Who are you?
Hi, my name is DeJuana Ford. I grew up in Newnan, Georgia and went to college at the University of Georgia in Athens, where I graduated with a degree in Genetics.
How and why did you first become interested in science?
I have been passionate about science for as long as I can remember, but I became interested in the field of human genetics in particular after my 9th grade biology teacher gave a lecture on how scientists use genetic markers to track human migration patterns.
When, how and why did you decide on a career in research?
For over ten years, my mother has battled systemic Scleroderma, which is an autoimmune disorder. I’ve been actively involved in an organization that provides support to Scleroderma patients. Watching my mother and other patients struggle to overcome the daily obstacles associated with incurable chronic illness inspired me to use my passion for science to explore questions that might improve people’s lives. Working in Dr. Melissa Davis’ lab as an undergraduate further cultivated my passion for the process of research and led me to seek a career in academic research.
What general research area are you most interested in?
I am most interested in the field of human genetics, especially as it relates to the study of autoimmune disease, immunology, and cancer immunology.
What are your long-term career goals?
Ultimately, I aim to have a career that incorporates academic research, teaching, and community outreach. As a researcher, my goal is to gain a better understanding of the genetic and environmental factors which drive the development of autoimmune diseases.
Why did you decide to join a PREP program?
I joined the PREP program, because I was seeking opportunities to gain additional laboratory and research experience and to further enhance my communication skills. These experiences will prepare me to maximize my graduate education and ultimately to be a highly effective independent researcher.
Why is PREP@UGA the best program for you?
PREP@UGA’s focus on infectious diseases has been especially beneficial for me, as I have a variety of opportunities to explore my interest in immunology.
What do you hope and plan to get out of PREP@UGA?
I look forward to gaining excellent mentorship, learning new laboratory techniques, and building upon my scientific knowledge over the course of this year as a PREP@UGA scholar.

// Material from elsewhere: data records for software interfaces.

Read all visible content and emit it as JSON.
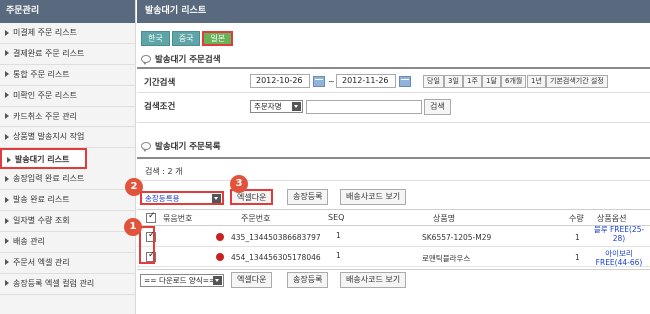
{
  "sidebar": {
    "title": "주문관리",
    "items": [
      {
        "label": "미결제 주문 리스트"
      },
      {
        "label": "결제완료 주문 리스트"
      },
      {
        "label": "통합 주문 리스트"
      },
      {
        "label": "미확인 주문 리스트"
      },
      {
        "label": "카드취소 주문 관리"
      },
      {
        "label": "상품별 발송지시 작업"
      },
      {
        "label": "발송대기 리스트"
      },
      {
        "label": "송장입력 완료 리스트"
      },
      {
        "label": "발송 완료 리스트"
      },
      {
        "label": "일자별 수량 조회"
      },
      {
        "label": "배송 관리"
      },
      {
        "label": "주문서 엑셀 관리"
      },
      {
        "label": "송장등록 엑셀 컬럼 관리"
      }
    ],
    "active_index": 6
  },
  "header": {
    "title": "발송대기 리스트"
  },
  "lang_tabs": [
    {
      "label": "한국"
    },
    {
      "label": "중국"
    },
    {
      "label": "일본"
    }
  ],
  "search": {
    "section_title": "발송대기 주문검색",
    "period_label": "기간검색",
    "date_from": "2012-10-26",
    "date_to": "2012-11-26",
    "tilde": "~",
    "quick_buttons": [
      "당일",
      "3일",
      "1주",
      "1달",
      "6개월",
      "1년",
      "기본검색기간 설정"
    ],
    "condition_label": "검색조건",
    "condition_select": "주문자명",
    "search_button": "검색"
  },
  "list": {
    "section_title": "발송대기 주문목록",
    "count_text": "검색 : 2 개",
    "status_select": "송장등록용",
    "excel_button": "엑셀다운",
    "invoice_button": "송장등록",
    "barcode_button": "배송사코드 보기",
    "columns": [
      "묶음번호",
      "주문번호",
      "SEQ",
      "상품명",
      "수량",
      "상품옵션"
    ],
    "rows": [
      {
        "order_no": "435_134450386683797",
        "seq": "1",
        "product": "SK6557-1205-M29",
        "qty": "1",
        "option": "블루 FREE(25-28)"
      },
      {
        "order_no": "454_134456305178046",
        "seq": "1",
        "product": "로맨틱블라우스",
        "qty": "1",
        "option": "아이보리 FREE(44-66)"
      }
    ],
    "download_select": "== 다운로드 양식==",
    "badges": [
      "1",
      "2",
      "3"
    ]
  },
  "colors": {
    "header_bg": "#5a6a7e",
    "highlight": "#e23b3b",
    "badge": "#e2533b",
    "tab": "#5fa5a8",
    "tab_selected": "#68b35a"
  }
}
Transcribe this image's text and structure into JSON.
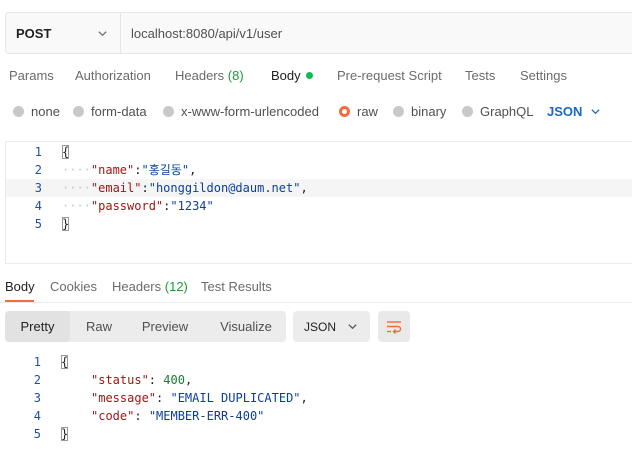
{
  "request": {
    "method": "POST",
    "url": "localhost:8080/api/v1/user"
  },
  "request_tabs": [
    {
      "label": "Params"
    },
    {
      "label": "Authorization"
    },
    {
      "label": "Headers",
      "count": "(8)"
    },
    {
      "label": "Body",
      "active": true
    },
    {
      "label": "Pre-request Script"
    },
    {
      "label": "Tests"
    },
    {
      "label": "Settings"
    }
  ],
  "body_types": [
    "none",
    "form-data",
    "x-www-form-urlencoded",
    "raw",
    "binary",
    "GraphQL"
  ],
  "body_type_selected": "raw",
  "body_language": "JSON",
  "request_body": {
    "line_numbers": [
      "1",
      "2",
      "3",
      "4",
      "5"
    ],
    "open": "{",
    "close": "}",
    "indent": "····",
    "fields": [
      {
        "key": "\"name\"",
        "value": "\"홍길동\"",
        "sep": ","
      },
      {
        "key": "\"email\"",
        "value": "\"honggildon@daum.net\"",
        "sep": ","
      },
      {
        "key": "\"password\"",
        "value": "\"1234\"",
        "sep": ""
      }
    ]
  },
  "response_tabs": [
    {
      "label": "Body",
      "active": true
    },
    {
      "label": "Cookies"
    },
    {
      "label": "Headers",
      "count": "(12)"
    },
    {
      "label": "Test Results"
    }
  ],
  "response_views": [
    "Pretty",
    "Raw",
    "Preview",
    "Visualize"
  ],
  "response_view_selected": "Pretty",
  "response_format": "JSON",
  "response_body": {
    "line_numbers": [
      "1",
      "2",
      "3",
      "4",
      "5"
    ],
    "open": "{",
    "close": "}",
    "fields": [
      {
        "key": "\"status\"",
        "value": "400",
        "type": "number",
        "sep": ","
      },
      {
        "key": "\"message\"",
        "value": "\"EMAIL DUPLICATED\"",
        "type": "string",
        "sep": ","
      },
      {
        "key": "\"code\"",
        "value": "\"MEMBER-ERR-400\"",
        "type": "string",
        "sep": ""
      }
    ]
  },
  "colors": {
    "accent": "#f26b3a",
    "link_blue": "#1769c8",
    "count_green": "#1a9b3b"
  }
}
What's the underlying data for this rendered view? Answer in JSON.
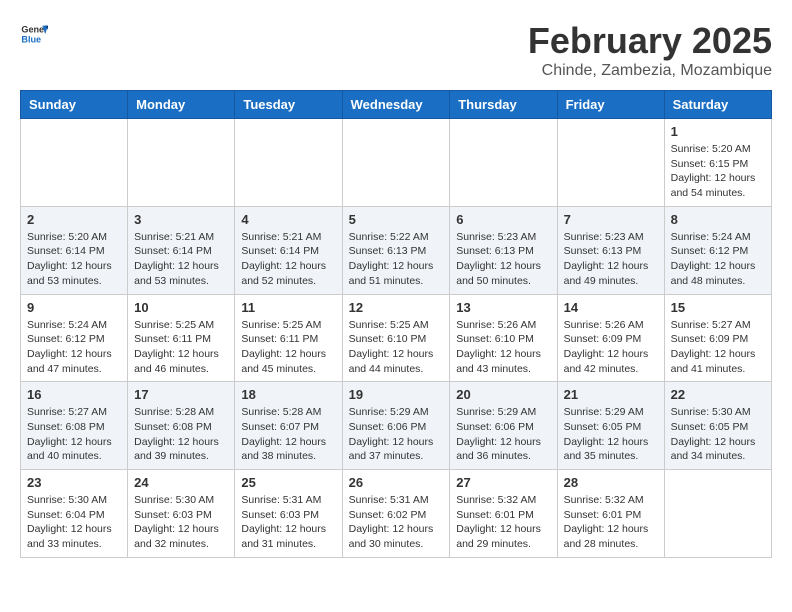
{
  "header": {
    "logo": "GeneralBlue",
    "month": "February 2025",
    "location": "Chinde, Zambezia, Mozambique"
  },
  "days_of_week": [
    "Sunday",
    "Monday",
    "Tuesday",
    "Wednesday",
    "Thursday",
    "Friday",
    "Saturday"
  ],
  "weeks": [
    [
      {
        "day": "",
        "info": ""
      },
      {
        "day": "",
        "info": ""
      },
      {
        "day": "",
        "info": ""
      },
      {
        "day": "",
        "info": ""
      },
      {
        "day": "",
        "info": ""
      },
      {
        "day": "",
        "info": ""
      },
      {
        "day": "1",
        "info": "Sunrise: 5:20 AM\nSunset: 6:15 PM\nDaylight: 12 hours\nand 54 minutes."
      }
    ],
    [
      {
        "day": "2",
        "info": "Sunrise: 5:20 AM\nSunset: 6:14 PM\nDaylight: 12 hours\nand 53 minutes."
      },
      {
        "day": "3",
        "info": "Sunrise: 5:21 AM\nSunset: 6:14 PM\nDaylight: 12 hours\nand 53 minutes."
      },
      {
        "day": "4",
        "info": "Sunrise: 5:21 AM\nSunset: 6:14 PM\nDaylight: 12 hours\nand 52 minutes."
      },
      {
        "day": "5",
        "info": "Sunrise: 5:22 AM\nSunset: 6:13 PM\nDaylight: 12 hours\nand 51 minutes."
      },
      {
        "day": "6",
        "info": "Sunrise: 5:23 AM\nSunset: 6:13 PM\nDaylight: 12 hours\nand 50 minutes."
      },
      {
        "day": "7",
        "info": "Sunrise: 5:23 AM\nSunset: 6:13 PM\nDaylight: 12 hours\nand 49 minutes."
      },
      {
        "day": "8",
        "info": "Sunrise: 5:24 AM\nSunset: 6:12 PM\nDaylight: 12 hours\nand 48 minutes."
      }
    ],
    [
      {
        "day": "9",
        "info": "Sunrise: 5:24 AM\nSunset: 6:12 PM\nDaylight: 12 hours\nand 47 minutes."
      },
      {
        "day": "10",
        "info": "Sunrise: 5:25 AM\nSunset: 6:11 PM\nDaylight: 12 hours\nand 46 minutes."
      },
      {
        "day": "11",
        "info": "Sunrise: 5:25 AM\nSunset: 6:11 PM\nDaylight: 12 hours\nand 45 minutes."
      },
      {
        "day": "12",
        "info": "Sunrise: 5:25 AM\nSunset: 6:10 PM\nDaylight: 12 hours\nand 44 minutes."
      },
      {
        "day": "13",
        "info": "Sunrise: 5:26 AM\nSunset: 6:10 PM\nDaylight: 12 hours\nand 43 minutes."
      },
      {
        "day": "14",
        "info": "Sunrise: 5:26 AM\nSunset: 6:09 PM\nDaylight: 12 hours\nand 42 minutes."
      },
      {
        "day": "15",
        "info": "Sunrise: 5:27 AM\nSunset: 6:09 PM\nDaylight: 12 hours\nand 41 minutes."
      }
    ],
    [
      {
        "day": "16",
        "info": "Sunrise: 5:27 AM\nSunset: 6:08 PM\nDaylight: 12 hours\nand 40 minutes."
      },
      {
        "day": "17",
        "info": "Sunrise: 5:28 AM\nSunset: 6:08 PM\nDaylight: 12 hours\nand 39 minutes."
      },
      {
        "day": "18",
        "info": "Sunrise: 5:28 AM\nSunset: 6:07 PM\nDaylight: 12 hours\nand 38 minutes."
      },
      {
        "day": "19",
        "info": "Sunrise: 5:29 AM\nSunset: 6:06 PM\nDaylight: 12 hours\nand 37 minutes."
      },
      {
        "day": "20",
        "info": "Sunrise: 5:29 AM\nSunset: 6:06 PM\nDaylight: 12 hours\nand 36 minutes."
      },
      {
        "day": "21",
        "info": "Sunrise: 5:29 AM\nSunset: 6:05 PM\nDaylight: 12 hours\nand 35 minutes."
      },
      {
        "day": "22",
        "info": "Sunrise: 5:30 AM\nSunset: 6:05 PM\nDaylight: 12 hours\nand 34 minutes."
      }
    ],
    [
      {
        "day": "23",
        "info": "Sunrise: 5:30 AM\nSunset: 6:04 PM\nDaylight: 12 hours\nand 33 minutes."
      },
      {
        "day": "24",
        "info": "Sunrise: 5:30 AM\nSunset: 6:03 PM\nDaylight: 12 hours\nand 32 minutes."
      },
      {
        "day": "25",
        "info": "Sunrise: 5:31 AM\nSunset: 6:03 PM\nDaylight: 12 hours\nand 31 minutes."
      },
      {
        "day": "26",
        "info": "Sunrise: 5:31 AM\nSunset: 6:02 PM\nDaylight: 12 hours\nand 30 minutes."
      },
      {
        "day": "27",
        "info": "Sunrise: 5:32 AM\nSunset: 6:01 PM\nDaylight: 12 hours\nand 29 minutes."
      },
      {
        "day": "28",
        "info": "Sunrise: 5:32 AM\nSunset: 6:01 PM\nDaylight: 12 hours\nand 28 minutes."
      },
      {
        "day": "",
        "info": ""
      }
    ]
  ]
}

Who are your research mentor and faculty mentor?
My faculty mentor is Dr. Melissa Davis in the Department of Genetics.
What are the objective(s) and hypothesis underlying your project and what laboratory techniques will you use in this project?
For the past decade, Dr. Davis has worked to gain a better understanding of the molecular and environmental factors driving tumor aggressiveness and breast cancer survival disparities. My project is focused on understanding the role that insulin-like growth factor pathway genes play in triple-negative breast cancer, which is a breast cancer subtype characterized by aggressive tumors that are unresponsive to hormone-based targeted therapies. Insulin-like growth factors, or IGFs are structurally similar to insulin, but are distinct in that they associate with a set of binding proteins that regulate their activity.

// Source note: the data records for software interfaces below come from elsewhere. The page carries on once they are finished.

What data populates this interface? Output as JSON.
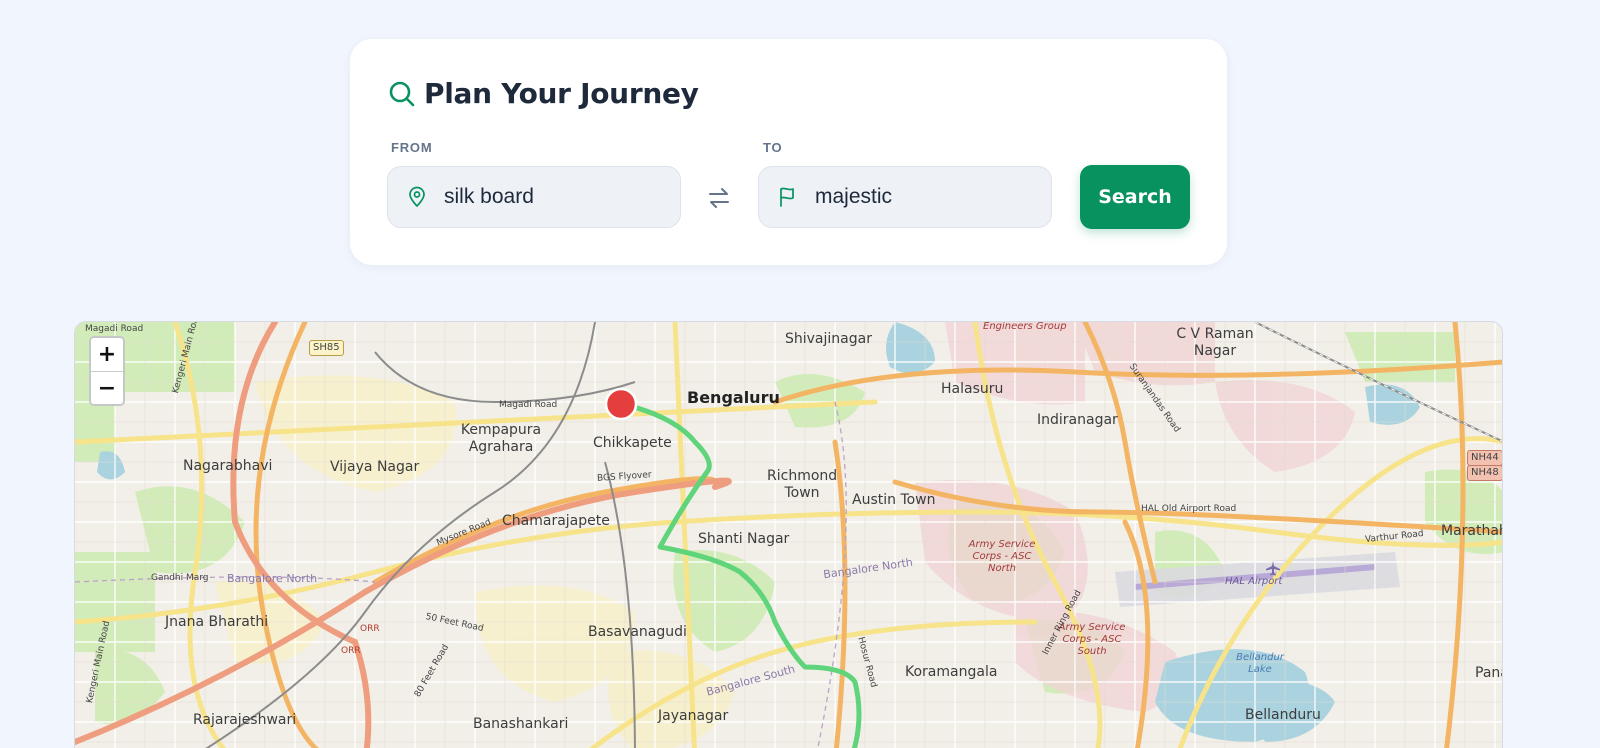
{
  "planner": {
    "title": "Plan Your Journey",
    "from_label": "FROM",
    "from_value": "silk board",
    "to_label": "TO",
    "to_value": "majestic",
    "search_label": "Search"
  },
  "colors": {
    "accent": "#07925f",
    "route": "#5fd47a",
    "marker": "#e53e3e"
  },
  "map": {
    "zoom_in": "+",
    "zoom_out": "−",
    "labels": {
      "bengaluru": "Bengaluru",
      "shivajinagar": "Shivajinagar",
      "engineers_group": "Engineers Group",
      "cv_raman_nagar": "C V Raman Nagar",
      "halasuru": "Halasuru",
      "indiranagar": "Indiranagar",
      "kempapura_agrahara": "Kempapura Agrahara",
      "chikkapete": "Chikkapete",
      "nagarabhavi": "Nagarabhavi",
      "vijaya_nagar": "Vijaya Nagar",
      "richmond_town": "Richmond Town",
      "austin_town": "Austin Town",
      "chamarajapete": "Chamarajapete",
      "shanti_nagar": "Shanti Nagar",
      "army_north": "Army Service Corps - ASC North",
      "army_south": "Army Service Corps - ASC South",
      "hal_airport": "HAL Airport",
      "marathahalli": "Marathahalli",
      "jnana_bharathi": "Jnana Bharathi",
      "basavanagudi": "Basavanagudi",
      "koramangala": "Koramangala",
      "bellandur_lake": "Bellandur Lake",
      "rajarajeshwari": "Rajarajeshwari",
      "banashankari": "Banashankari",
      "jayanagar": "Jayanagar",
      "bellanduru": "Bellanduru",
      "bangalore_north_1": "Bangalore North",
      "bangalore_north_2": "Bangalore North",
      "bangalore_south": "Bangalore South",
      "magadi_road_top": "Magadi Road",
      "magadi_road": "Magadi Road",
      "kengeri_main_road": "Kengeri Main Road",
      "kengeri_main_road_2": "Kengeri Main Road",
      "mysore_road": "Mysore Road",
      "bgs_flyover": "BGS Flyover",
      "gandhi_marg": "Gandhi Marg",
      "feet_road_50": "50 Feet Road",
      "feet_road_80": "80 Feet Road",
      "orr_1": "ORR",
      "orr_2": "ORR",
      "hosur_road": "Hosur Road",
      "inner_ring_road": "Inner Ring Road",
      "hal_old_airport_road": "HAL Old Airport Road",
      "varthur_road": "Varthur Road",
      "suranjandas_road": "Suranjandas Road",
      "sh85": "SH85",
      "nh44": "NH44",
      "nh48": "NH48",
      "pana": "Pana"
    }
  }
}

Recent studies have linked breast tumor aggressiveness with increased levels of IGF-II protein expression. Prior to becoming a PREP scholar, I along with other members of the Davis lab, observed that IGFBP6, IGF-II’s preferred binding partner demonstrates distinct patterns of expression and subcellular localization in triple negative breast cells.
Specifically, we noticed that in triple-negative cells, IGFBP6 tends to form aggregates at the edge of the nucleus and co-localize with IGF-II. This is significant, because exclusion of these aggregates from the nucleus could limit IGFBP6’s IGF-II-independent, pro-apoptotic activities within the nucleus. Also, IGF-II’s association with IGFBP6 might be prolonging the half-life of IGF-II, thus promoting cancer cell growth.
To further investigate this pattern, I used RNA interference to reduce IGFBP6 mRNA expression in cells derived from triple-negative tumors. To accomplish this, I extracted RNA from triple-negative breast cells and used cDNA synthesis, PCR, and finally, a transcription reaction to synthesize a double-stranded RNA fragment specific to IGFBP6. After transfecting triple-negative cells with the double-stranded RNA, I observed IGF-II expression and subcellular localization in these cells.
I hypothesized that IGF-II would be more evenly distributed throughout the cytoplasm after the IGFBP6 knockdown, and my preliminary data seem to support this hypothesis. This is significant, because it suggests that distinct IGFBP6 expression patterns have the potential to impact IGF-IIs cancer cell growth-promoting activities.
My next set of experiments will use qPCR to access whether the IGFBP6 knockdown in these cells impacted the expression of two anti-apoptotic, downstream targets of IGF-II. Taken together, these data will give us a better understanding of the molecular mechanisms by which the insulin-like growth factor pathway might impact triple-negative breast cancer.
My name is DeJuana Ford, and I am a PREP@UGA scholar.